== Segment start ==
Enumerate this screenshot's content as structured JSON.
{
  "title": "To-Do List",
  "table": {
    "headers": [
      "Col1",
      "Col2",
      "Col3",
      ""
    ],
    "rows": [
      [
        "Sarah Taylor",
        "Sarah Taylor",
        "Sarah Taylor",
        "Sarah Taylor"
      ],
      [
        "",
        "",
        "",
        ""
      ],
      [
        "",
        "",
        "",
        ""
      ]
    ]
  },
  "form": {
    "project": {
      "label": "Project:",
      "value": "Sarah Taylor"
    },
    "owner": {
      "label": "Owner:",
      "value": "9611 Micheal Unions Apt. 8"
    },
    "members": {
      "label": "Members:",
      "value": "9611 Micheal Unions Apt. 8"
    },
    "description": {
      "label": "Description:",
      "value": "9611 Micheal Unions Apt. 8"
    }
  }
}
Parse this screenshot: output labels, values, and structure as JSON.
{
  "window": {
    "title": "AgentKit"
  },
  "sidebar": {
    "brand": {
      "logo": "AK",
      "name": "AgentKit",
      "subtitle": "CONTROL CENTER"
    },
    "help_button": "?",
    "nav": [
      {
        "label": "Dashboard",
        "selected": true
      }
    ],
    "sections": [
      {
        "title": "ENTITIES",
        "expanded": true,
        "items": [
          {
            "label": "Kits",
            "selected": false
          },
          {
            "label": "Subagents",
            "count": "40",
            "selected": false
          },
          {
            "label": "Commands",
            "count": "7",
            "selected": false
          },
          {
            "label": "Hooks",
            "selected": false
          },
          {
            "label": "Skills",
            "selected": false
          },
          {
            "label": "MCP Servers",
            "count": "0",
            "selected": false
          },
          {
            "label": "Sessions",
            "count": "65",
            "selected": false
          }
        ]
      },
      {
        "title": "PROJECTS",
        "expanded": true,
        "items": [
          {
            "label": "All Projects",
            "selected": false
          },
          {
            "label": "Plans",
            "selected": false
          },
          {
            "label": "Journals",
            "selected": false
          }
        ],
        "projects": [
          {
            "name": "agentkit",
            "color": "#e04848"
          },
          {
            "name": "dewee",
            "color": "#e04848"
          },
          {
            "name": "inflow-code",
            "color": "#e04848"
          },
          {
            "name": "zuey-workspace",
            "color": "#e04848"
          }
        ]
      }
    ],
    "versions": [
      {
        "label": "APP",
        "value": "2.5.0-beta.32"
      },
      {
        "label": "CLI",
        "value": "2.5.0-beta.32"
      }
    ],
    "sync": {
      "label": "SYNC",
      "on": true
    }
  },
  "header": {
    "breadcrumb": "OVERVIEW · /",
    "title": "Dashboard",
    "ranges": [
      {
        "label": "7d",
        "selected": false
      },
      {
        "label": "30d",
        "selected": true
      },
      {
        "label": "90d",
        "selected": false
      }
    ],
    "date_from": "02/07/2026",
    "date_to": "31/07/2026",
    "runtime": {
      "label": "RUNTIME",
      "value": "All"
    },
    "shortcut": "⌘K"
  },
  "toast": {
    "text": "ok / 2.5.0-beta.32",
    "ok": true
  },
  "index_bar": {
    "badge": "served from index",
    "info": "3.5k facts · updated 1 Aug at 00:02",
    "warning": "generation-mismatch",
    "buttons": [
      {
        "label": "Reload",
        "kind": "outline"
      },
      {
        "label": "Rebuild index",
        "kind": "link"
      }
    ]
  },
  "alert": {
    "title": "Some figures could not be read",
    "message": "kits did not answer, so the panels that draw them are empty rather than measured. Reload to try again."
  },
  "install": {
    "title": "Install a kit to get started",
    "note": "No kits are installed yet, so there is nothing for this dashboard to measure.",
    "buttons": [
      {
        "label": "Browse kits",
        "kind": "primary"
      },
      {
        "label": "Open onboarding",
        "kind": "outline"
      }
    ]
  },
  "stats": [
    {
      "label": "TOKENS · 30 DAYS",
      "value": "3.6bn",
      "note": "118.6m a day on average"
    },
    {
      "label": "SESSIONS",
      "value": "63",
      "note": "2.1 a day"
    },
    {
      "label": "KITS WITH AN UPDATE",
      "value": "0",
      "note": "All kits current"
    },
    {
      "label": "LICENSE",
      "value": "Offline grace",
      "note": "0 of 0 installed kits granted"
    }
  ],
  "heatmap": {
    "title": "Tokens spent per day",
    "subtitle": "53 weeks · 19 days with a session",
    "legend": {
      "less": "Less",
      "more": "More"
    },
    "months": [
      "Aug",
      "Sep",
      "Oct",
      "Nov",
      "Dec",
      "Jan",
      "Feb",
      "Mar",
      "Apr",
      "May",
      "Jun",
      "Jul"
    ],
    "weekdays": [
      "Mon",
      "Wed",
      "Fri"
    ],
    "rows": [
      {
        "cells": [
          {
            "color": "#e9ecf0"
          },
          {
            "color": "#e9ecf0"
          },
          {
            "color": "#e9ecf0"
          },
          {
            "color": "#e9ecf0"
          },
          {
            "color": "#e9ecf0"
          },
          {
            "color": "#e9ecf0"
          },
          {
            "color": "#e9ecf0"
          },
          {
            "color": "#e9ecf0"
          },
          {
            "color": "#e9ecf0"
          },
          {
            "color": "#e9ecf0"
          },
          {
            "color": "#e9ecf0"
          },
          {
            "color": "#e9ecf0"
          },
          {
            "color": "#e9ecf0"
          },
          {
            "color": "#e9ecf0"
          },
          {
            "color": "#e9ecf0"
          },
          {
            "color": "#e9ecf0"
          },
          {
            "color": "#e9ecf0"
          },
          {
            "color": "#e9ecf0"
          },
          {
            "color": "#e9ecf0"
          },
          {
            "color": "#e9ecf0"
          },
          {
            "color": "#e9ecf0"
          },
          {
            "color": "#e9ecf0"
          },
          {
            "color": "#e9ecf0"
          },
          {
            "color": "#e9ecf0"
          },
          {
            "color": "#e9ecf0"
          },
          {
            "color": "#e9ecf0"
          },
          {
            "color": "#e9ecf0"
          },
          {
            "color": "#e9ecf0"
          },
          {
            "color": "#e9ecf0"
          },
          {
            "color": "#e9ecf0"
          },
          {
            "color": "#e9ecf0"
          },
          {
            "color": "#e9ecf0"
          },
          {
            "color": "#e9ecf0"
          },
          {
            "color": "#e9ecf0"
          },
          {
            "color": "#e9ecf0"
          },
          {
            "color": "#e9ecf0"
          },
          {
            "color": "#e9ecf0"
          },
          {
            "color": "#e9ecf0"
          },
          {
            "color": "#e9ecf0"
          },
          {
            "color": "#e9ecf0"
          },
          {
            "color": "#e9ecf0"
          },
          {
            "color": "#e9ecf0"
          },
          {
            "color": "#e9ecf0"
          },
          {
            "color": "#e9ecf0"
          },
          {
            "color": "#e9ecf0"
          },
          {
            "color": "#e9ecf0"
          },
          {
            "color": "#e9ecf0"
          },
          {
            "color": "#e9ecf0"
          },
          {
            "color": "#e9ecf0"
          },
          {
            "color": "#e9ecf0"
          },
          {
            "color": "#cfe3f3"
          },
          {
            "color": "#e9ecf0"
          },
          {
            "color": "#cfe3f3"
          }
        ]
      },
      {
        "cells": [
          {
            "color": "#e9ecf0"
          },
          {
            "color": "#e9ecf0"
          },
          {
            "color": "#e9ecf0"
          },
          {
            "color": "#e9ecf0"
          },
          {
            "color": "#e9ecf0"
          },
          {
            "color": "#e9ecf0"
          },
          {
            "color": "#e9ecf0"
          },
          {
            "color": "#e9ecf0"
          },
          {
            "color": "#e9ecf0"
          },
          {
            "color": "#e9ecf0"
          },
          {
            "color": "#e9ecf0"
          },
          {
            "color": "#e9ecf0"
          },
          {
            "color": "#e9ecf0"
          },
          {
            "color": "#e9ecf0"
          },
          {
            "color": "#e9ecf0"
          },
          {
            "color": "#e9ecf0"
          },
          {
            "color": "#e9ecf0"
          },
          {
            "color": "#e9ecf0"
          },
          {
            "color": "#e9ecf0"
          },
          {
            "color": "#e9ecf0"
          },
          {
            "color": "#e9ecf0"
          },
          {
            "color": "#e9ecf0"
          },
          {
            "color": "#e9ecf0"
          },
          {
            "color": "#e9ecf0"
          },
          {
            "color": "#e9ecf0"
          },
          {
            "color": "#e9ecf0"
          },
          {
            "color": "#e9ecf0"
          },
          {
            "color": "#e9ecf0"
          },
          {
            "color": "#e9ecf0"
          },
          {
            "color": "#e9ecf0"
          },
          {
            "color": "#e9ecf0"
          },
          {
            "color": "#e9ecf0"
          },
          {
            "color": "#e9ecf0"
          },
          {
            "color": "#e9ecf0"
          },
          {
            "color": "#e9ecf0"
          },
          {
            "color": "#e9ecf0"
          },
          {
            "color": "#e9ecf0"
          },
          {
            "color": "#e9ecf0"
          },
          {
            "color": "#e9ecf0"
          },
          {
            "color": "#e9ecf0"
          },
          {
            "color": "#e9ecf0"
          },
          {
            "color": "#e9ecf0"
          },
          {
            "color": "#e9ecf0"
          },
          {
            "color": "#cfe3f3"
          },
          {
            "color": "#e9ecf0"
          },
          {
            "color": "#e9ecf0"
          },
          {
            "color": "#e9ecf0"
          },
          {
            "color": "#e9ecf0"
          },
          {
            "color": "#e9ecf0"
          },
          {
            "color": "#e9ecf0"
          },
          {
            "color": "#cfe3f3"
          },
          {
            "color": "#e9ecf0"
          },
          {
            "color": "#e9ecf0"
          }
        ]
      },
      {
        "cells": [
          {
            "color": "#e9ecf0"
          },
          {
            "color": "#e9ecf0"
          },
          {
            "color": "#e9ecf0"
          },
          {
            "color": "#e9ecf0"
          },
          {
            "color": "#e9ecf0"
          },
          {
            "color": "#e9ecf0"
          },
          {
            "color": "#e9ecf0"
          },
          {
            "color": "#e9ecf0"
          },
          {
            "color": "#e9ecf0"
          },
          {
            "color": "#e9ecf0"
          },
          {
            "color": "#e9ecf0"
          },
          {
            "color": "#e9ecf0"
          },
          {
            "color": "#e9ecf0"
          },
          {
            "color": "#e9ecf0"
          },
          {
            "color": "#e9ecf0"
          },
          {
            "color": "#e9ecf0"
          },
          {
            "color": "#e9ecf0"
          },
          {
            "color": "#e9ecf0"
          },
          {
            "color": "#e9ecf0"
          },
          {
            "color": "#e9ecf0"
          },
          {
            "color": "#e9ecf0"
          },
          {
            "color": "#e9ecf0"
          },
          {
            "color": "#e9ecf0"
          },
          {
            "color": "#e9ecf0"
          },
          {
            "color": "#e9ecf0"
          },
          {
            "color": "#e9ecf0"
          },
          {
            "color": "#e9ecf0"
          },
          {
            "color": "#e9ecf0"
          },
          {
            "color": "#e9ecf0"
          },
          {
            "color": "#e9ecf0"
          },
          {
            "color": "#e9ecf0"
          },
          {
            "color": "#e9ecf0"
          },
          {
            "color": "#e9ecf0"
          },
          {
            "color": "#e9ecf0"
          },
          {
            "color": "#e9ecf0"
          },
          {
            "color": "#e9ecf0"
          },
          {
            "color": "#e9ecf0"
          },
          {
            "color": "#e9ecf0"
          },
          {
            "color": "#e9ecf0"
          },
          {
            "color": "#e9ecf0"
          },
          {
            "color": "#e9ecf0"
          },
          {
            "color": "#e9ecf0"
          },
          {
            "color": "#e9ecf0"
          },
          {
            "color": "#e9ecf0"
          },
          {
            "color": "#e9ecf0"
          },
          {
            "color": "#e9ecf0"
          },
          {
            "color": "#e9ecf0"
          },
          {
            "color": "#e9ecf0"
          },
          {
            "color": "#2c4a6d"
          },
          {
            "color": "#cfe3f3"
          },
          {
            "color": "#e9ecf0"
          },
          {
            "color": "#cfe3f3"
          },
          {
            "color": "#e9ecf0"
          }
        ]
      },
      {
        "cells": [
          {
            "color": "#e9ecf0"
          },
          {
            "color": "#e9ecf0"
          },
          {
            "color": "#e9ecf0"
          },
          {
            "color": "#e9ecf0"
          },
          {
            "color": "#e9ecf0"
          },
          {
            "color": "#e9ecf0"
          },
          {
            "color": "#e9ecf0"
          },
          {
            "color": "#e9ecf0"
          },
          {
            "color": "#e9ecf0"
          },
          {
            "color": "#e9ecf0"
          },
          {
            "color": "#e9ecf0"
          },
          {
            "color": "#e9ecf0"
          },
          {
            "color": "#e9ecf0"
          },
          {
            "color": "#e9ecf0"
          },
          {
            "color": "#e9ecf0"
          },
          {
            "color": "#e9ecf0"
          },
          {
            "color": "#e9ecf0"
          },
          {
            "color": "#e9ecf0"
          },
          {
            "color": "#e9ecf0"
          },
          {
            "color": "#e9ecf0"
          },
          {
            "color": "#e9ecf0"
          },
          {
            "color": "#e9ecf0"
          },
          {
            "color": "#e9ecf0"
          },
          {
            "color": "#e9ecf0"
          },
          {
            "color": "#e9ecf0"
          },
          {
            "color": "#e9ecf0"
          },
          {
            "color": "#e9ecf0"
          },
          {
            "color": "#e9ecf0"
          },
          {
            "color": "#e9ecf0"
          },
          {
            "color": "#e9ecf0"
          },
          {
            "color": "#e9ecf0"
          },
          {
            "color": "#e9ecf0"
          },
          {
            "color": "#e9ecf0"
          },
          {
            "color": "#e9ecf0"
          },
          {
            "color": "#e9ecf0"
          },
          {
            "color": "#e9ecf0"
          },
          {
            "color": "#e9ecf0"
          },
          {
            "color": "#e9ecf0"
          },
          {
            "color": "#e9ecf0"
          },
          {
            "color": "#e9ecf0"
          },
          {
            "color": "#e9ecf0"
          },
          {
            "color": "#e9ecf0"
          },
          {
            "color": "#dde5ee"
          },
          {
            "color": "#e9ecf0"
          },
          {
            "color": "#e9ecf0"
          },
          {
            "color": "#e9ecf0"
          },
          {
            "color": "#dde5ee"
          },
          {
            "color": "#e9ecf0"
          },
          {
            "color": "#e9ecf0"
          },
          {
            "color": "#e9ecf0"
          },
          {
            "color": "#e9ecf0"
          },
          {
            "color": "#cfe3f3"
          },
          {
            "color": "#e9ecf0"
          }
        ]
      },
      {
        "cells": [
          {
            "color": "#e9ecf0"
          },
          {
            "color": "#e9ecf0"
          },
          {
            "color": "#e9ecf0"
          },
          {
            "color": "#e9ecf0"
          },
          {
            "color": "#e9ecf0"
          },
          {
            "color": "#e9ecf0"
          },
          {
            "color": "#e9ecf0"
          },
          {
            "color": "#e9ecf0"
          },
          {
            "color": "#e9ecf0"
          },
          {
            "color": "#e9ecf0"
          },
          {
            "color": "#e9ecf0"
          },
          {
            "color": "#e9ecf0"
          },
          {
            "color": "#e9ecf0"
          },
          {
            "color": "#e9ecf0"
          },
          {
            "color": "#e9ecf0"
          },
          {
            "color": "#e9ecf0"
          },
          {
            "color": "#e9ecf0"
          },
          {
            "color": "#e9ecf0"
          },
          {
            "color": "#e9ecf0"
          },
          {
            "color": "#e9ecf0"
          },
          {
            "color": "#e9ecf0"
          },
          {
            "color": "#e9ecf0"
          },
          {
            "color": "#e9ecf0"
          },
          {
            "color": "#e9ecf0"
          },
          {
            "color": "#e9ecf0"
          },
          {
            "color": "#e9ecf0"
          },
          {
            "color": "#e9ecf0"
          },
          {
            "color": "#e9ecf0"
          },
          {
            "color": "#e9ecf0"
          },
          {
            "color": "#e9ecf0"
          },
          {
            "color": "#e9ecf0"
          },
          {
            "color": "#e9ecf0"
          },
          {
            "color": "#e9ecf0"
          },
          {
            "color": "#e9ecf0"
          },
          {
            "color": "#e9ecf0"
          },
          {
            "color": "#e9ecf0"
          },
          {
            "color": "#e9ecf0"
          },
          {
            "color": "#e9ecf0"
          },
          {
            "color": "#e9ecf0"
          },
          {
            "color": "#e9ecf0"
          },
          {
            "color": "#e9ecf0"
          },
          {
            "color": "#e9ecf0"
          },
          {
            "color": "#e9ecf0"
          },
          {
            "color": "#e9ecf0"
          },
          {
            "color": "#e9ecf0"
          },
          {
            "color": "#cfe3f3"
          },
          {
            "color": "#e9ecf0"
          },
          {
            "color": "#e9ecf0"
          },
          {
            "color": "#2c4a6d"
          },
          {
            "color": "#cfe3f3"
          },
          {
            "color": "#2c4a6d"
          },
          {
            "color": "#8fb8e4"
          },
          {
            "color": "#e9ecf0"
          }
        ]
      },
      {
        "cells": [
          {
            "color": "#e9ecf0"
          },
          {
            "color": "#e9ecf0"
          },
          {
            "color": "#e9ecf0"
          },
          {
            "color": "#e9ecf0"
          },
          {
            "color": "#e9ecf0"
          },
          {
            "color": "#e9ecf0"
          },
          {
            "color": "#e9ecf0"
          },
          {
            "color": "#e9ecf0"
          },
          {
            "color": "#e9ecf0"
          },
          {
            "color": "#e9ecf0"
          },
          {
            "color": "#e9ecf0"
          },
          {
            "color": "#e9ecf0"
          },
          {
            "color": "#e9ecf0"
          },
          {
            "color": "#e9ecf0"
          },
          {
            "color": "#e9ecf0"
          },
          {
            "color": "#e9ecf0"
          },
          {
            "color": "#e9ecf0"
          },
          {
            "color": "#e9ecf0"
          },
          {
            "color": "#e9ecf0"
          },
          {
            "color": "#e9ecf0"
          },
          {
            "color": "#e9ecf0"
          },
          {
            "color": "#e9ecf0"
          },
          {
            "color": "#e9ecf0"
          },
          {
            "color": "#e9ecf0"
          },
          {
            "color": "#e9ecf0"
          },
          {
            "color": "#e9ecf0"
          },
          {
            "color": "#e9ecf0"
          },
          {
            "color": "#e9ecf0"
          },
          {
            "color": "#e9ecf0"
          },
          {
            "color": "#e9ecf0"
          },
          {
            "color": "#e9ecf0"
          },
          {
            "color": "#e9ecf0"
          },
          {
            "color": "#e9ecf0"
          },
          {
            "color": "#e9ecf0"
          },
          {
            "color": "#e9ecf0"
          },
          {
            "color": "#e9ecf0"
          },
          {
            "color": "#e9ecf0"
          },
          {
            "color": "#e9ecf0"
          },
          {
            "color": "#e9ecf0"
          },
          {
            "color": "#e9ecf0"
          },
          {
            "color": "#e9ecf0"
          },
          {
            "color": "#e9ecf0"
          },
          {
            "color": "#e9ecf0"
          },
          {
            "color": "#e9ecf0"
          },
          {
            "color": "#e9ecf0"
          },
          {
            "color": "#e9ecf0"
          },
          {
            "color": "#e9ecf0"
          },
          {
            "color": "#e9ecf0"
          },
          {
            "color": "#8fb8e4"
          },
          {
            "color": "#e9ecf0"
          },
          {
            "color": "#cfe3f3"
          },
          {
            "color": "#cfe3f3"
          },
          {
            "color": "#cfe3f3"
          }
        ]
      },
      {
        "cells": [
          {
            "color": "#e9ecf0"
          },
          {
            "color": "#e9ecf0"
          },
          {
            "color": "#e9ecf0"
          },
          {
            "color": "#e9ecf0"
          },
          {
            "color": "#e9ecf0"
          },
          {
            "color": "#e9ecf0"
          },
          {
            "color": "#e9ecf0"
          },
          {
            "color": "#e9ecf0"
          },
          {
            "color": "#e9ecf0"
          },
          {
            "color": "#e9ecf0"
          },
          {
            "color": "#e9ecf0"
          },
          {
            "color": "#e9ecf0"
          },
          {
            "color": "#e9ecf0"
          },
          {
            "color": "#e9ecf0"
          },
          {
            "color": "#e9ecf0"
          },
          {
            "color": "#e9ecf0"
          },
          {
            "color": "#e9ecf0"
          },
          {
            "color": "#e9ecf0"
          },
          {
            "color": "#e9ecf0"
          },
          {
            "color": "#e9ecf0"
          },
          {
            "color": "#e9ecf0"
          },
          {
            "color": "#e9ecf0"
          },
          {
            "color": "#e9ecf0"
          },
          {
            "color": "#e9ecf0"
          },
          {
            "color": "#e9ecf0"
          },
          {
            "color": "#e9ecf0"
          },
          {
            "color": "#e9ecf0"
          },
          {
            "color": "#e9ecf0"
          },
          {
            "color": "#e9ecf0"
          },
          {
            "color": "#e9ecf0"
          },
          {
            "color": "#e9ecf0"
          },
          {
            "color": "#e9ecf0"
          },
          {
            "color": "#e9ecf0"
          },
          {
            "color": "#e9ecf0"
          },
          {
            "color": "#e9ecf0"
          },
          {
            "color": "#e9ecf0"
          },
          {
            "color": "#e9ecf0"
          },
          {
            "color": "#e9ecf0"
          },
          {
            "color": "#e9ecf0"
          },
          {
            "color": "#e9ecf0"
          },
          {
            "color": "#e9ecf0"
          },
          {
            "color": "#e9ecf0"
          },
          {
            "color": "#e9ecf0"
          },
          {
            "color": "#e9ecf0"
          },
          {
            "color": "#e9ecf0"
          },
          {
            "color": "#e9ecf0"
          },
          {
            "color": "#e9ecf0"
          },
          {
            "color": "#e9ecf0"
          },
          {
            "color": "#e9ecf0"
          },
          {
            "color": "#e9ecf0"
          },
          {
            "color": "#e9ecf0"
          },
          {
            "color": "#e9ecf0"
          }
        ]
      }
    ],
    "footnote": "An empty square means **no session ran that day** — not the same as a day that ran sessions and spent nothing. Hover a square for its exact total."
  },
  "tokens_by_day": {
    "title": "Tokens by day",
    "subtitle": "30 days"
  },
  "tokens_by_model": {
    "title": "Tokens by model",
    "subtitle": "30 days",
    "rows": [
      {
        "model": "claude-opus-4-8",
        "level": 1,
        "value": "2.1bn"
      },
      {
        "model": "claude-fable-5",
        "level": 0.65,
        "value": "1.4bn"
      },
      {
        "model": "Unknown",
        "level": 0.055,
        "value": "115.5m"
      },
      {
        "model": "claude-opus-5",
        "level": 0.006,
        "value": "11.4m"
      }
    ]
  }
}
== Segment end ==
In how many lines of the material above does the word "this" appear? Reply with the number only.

3